I presume you recall where left off in this little adventure. I had just finished my initial allocation of 1000 words in a general description of the AVER Information VC520. Let that be the foundation upon which you add the following observations of its use. And use it I did.
Unboxing & Installation
Once unboxed and setup I connected the VC520 to my desktop computer. As a generic UVC device there was no device specific driver to install, although I did install the PTZ remote application and update utility.
A year ago I was looking around for signs of webcams that leveraged the faster USB 3.0 connection to a host computer. They seemed to be strange and rare items at the time. We had Vaddio appear on VUC472 to present their Huddlestation product. They hinted at a coming wave of USB 3.0 cameras, expecting to see them in the summer of 2014.

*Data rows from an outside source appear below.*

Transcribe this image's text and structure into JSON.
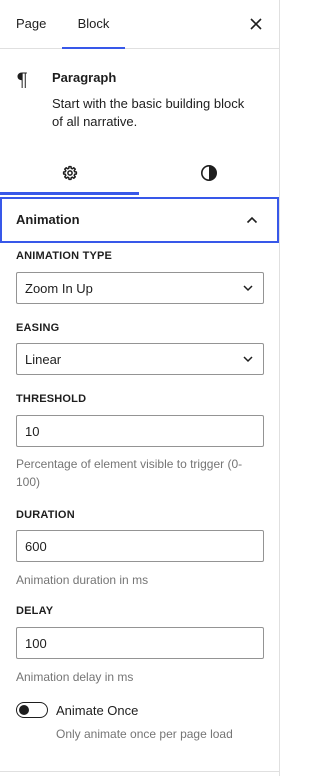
{
  "tabs": {
    "page_label": "Page",
    "block_label": "Block"
  },
  "block_card": {
    "icon": "paragraph-icon",
    "title": "Paragraph",
    "description": "Start with the basic building block of all narrative."
  },
  "sub_tabs": {
    "settings_icon": "gear-icon",
    "styles_icon": "half-circle-contrast-icon"
  },
  "panel": {
    "title": "Animation",
    "expanded": true
  },
  "fields": {
    "animation_type": {
      "label": "Animation Type",
      "value": "Zoom In Up"
    },
    "easing": {
      "label": "Easing",
      "value": "Linear"
    },
    "threshold": {
      "label": "Threshold",
      "value": "10",
      "help": "Percentage of element visible to trigger (0-100)"
    },
    "duration": {
      "label": "Duration",
      "value": "600",
      "help": "Animation duration in ms"
    },
    "delay": {
      "label": "Delay",
      "value": "100",
      "help": "Animation delay in ms"
    }
  },
  "animate_once": {
    "label": "Animate Once",
    "help": "Only animate once per page load",
    "checked": false
  },
  "colors": {
    "accent": "#3858e9",
    "text": "#1e1e1e",
    "muted": "#757575",
    "border": "#949494"
  }
}
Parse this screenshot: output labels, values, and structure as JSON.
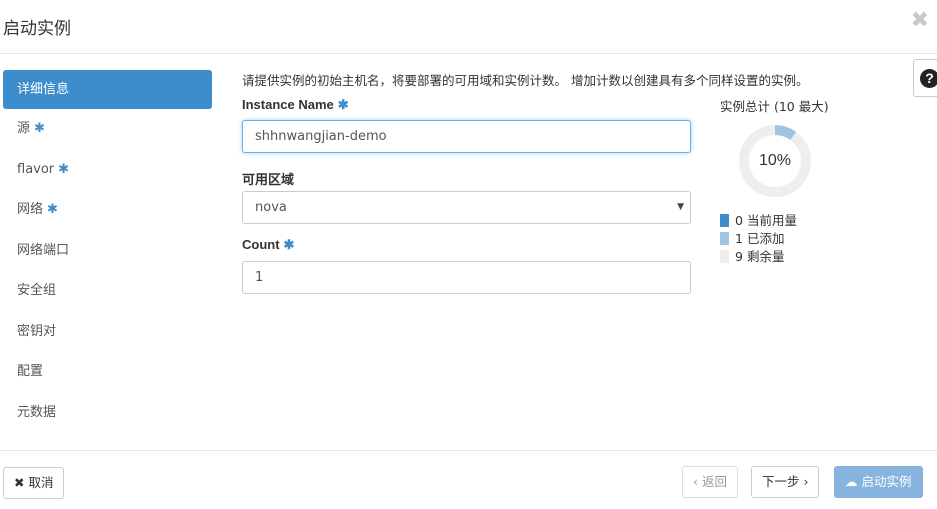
{
  "dialog": {
    "title": "启动实例",
    "close_glyph": "✖"
  },
  "help": {
    "glyph": "?"
  },
  "sidebar": {
    "items": [
      {
        "label": "详细信息",
        "required": false,
        "active": true
      },
      {
        "label": "源",
        "required": true,
        "active": false
      },
      {
        "label": "flavor",
        "required": true,
        "active": false
      },
      {
        "label": "网络",
        "required": true,
        "active": false
      },
      {
        "label": "网络端口",
        "required": false,
        "active": false
      },
      {
        "label": "安全组",
        "required": false,
        "active": false
      },
      {
        "label": "密钥对",
        "required": false,
        "active": false
      },
      {
        "label": "配置",
        "required": false,
        "active": false
      },
      {
        "label": "元数据",
        "required": false,
        "active": false
      }
    ],
    "required_glyph": "✱"
  },
  "form": {
    "intro": "请提供实例的初始主机名，将要部署的可用域和实例计数。 增加计数以创建具有多个同样设置的实例。",
    "instance_name_label": "Instance Name",
    "instance_name_value": "shhnwangjian-demo",
    "zone_label": "可用区域",
    "zone_value": "nova",
    "count_label": "Count",
    "count_value": "1"
  },
  "summary": {
    "title": "实例总计 (10 最大)",
    "percent_label": "10%",
    "used": 0,
    "added": 1,
    "remaining": 9,
    "max": 10,
    "legend": [
      {
        "value": "0",
        "label": "当前用量",
        "color": "#3d8ccc"
      },
      {
        "value": "1",
        "label": "已添加",
        "color": "#a1c4e3"
      },
      {
        "value": "9",
        "label": "剩余量",
        "color": "#eeeeee"
      }
    ]
  },
  "footer": {
    "cancel_label": "取消",
    "back_label": "‹ 返回",
    "next_label": "下一步 ›",
    "launch_label": "启动实例"
  },
  "colors": {
    "accent": "#3d8ccc",
    "primary_disabled": "#87b4de",
    "donut_track": "#eeeeee",
    "donut_added": "#a1c4e3"
  }
}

I say webcam-ish as the UNITE 100 isn’t directly comparable to a common webcam, like my tiny-but-trusty Logitech C920. With a 12x optical zoom lens and PTZ mount, it’s something more akin to the CC3000e. In fact, it’s probably better.
It’s been a year or more that tools like Google’s Hangouts have supported the ability to share a host computer screen with the viewing audience. This was rightfully heralded as “a very good thing indeed.” However, it’s current incarnation is considerably less than ideal and seems to be stalled. I’d like to lay out a challenge to see if anyone is interested into taking this to the next level, which is something that we’ve tried to do with a few VUC calls earlier this year.
Here’s the fundamental problem; people use screen sharing to give demos of software and share documents, which includes giving presentations a la PowerPoint, Keynote, etc. Currently, Hangouts, Jitsi Video Bridge and the like show either the screen share or the camera. In the case of slide presentations there can be very little activity in view as the presenter speaks to the points shown on the current slide. This creates less than compelling visuals.
“The code, the code, my kingdom for the code!” – Richard III
My apologies to Will Shakespeare but I find myself thinking this way about Logitech’s BCC950 Conference Cam. You may remember it from when it was featured in a VUC session back in November of 2012. At that time the BCC950 was newly released but I managed to buy one to have some experience with it for the occasion of their appearance.
Since then it’s been a fixture on my desk. in fact, I find a lot to like about the BCC950. It’s long stem puts the camera at a nice height so that it’s gaze is not looking up or down at me. In that regard it’s actually better than the Logitech C920 webcam sitting on top of my monitor, although both create fine quality video streams for UC or vodcasting applications.
What it lacked was any kind of integration of its pan, tilt, zoom control with application code for any common soft client. I’m told that one of the enterprise video conference clients (Vidyo?) has included far-end camera control that was aware of the BCC950.
PanaCast is a new camera from startup Altia Systems. Newly funded via Kickstarter the company will soon be shipping the camera, which is a curious device aimed a providing a panoramic real-time video stream for conferencing purposes.
The device itself costs $599 and promises to provide a 200 degree field of view delivered to an iOS or Android application. They also have Mac and Windows desktop support.
The sample videos that the company offers are interesting. They point to some likely use cases, highlighting educational/presentation situations.
The web site is woefully short in technical details. However, a FAQ notes that the worst case bandwidth requirement is around 1.5 Mbps, which is about what I’d expect from a single H.264 stream.
Another FAQ quotes the image resolution as 2680 x 540 pixels at up to 60 frames per second. This suggests that the six embedded image sensors are actually typical of traditional SD video cameras. Their output being stitched together to create the panorama.
The Panacast camera connects directly to a wired network. It also has a USB connector for the purposes of firmware updates. There is some suggestion that in the future the USB port may be used to support 3/4G wireless connectivity.
I look forward to news of this device as it starts to ship and land in the hands of real users. I suspect that it will quickly come to be used in some novel and interesting ways.